rubilia-- As mentioned above, I am not sure a bit about this position. So, if you are, I'd like you to share a little more of your knowledge. Wich moves are the best ones to start? How to continue?

To be a globally unstable position, any "perfect play" sequence must favour the first moving player. Perhaps we should try to find it (first, on a smaller board?) to understand what can happen.

Appropriate komi might be 100 - 81 = 19, but it also could be much less because of the weakness of stones at the edges. (Anyway, that doesn't affect the stable/unstable question. About some small so-called "unstable seki" you may want to have a look at http://harryfearnley.com/go/bestiary/rule_challenge.html. The label "unstable" seems mistakable, since those positions are globally stable, of course - otherwise they wouldn't be called "seki" at all.).--2003-11-18

Heres another 181-stringy monster. I don't really think it's stable. Who knows? (According to the ruleset, chose komi so that, if considered to be a "global seki", it's a tie: 0 in japanese, 3 in chinese counting.) -- rubilia

181 strings again - but seki?

I think on this one, White has the best chance to get some life.
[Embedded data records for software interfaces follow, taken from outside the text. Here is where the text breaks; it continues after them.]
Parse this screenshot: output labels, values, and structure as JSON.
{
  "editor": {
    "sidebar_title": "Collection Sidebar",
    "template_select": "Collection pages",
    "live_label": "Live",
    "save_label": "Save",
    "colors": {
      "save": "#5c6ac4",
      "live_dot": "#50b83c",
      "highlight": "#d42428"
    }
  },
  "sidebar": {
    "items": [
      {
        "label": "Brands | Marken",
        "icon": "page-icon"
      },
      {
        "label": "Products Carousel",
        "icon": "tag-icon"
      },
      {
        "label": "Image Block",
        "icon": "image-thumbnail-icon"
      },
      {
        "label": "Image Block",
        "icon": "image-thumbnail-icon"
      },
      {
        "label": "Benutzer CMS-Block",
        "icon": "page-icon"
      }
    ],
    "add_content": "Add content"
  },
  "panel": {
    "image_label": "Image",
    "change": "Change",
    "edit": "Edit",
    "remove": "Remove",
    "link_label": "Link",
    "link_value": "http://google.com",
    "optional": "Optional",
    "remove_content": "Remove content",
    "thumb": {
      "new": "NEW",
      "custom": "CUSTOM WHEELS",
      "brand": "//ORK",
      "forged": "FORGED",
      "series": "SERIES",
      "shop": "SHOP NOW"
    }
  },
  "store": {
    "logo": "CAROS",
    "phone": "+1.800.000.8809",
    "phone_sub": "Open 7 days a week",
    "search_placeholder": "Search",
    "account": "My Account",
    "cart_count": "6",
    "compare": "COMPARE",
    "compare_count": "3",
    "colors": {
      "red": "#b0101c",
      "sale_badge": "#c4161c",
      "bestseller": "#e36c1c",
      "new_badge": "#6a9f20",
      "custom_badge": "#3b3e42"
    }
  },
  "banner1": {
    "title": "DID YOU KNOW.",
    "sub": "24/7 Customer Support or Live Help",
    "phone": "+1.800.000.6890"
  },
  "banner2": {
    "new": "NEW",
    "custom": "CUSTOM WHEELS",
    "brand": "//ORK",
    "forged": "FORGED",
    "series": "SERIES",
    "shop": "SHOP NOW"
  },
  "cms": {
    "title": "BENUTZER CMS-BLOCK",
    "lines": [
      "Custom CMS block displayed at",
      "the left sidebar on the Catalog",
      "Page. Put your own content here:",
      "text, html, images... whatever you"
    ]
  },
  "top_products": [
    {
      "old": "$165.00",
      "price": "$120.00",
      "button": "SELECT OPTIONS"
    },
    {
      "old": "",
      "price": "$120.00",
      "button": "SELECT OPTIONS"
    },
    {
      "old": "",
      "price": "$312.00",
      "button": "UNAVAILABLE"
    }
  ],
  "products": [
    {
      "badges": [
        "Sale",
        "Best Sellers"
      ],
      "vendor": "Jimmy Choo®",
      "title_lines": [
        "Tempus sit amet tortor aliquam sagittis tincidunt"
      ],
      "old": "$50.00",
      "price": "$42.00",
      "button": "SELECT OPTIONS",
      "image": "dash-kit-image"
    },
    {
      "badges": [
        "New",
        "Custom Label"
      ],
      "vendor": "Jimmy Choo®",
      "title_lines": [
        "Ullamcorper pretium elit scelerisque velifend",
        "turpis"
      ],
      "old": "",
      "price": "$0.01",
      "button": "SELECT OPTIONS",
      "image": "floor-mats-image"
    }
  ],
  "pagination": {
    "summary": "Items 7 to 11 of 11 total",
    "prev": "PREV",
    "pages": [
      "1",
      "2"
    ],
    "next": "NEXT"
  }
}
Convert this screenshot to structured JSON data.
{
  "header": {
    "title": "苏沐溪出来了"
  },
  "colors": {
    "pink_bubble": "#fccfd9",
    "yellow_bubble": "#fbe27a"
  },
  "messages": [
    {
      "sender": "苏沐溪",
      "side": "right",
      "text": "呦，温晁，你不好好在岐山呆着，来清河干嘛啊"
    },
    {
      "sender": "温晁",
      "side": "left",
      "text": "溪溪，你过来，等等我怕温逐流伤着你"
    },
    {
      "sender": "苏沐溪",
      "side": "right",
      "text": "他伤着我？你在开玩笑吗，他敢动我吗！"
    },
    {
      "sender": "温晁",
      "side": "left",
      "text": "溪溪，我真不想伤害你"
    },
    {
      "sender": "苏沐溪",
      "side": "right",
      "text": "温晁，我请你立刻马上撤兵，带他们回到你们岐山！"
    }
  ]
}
The first black ring (from the center) is dead, and White can salvage it. At least I have no idea how black could prevent that. -- (Sebastian)----

X O . O X X O . O X X O . O X X O . O

Tas: I tried this as an atempt on an actual seki, but it is clearly very unstable.

Global Seki last edited by PJTraill on May 26, 2018 - 23:11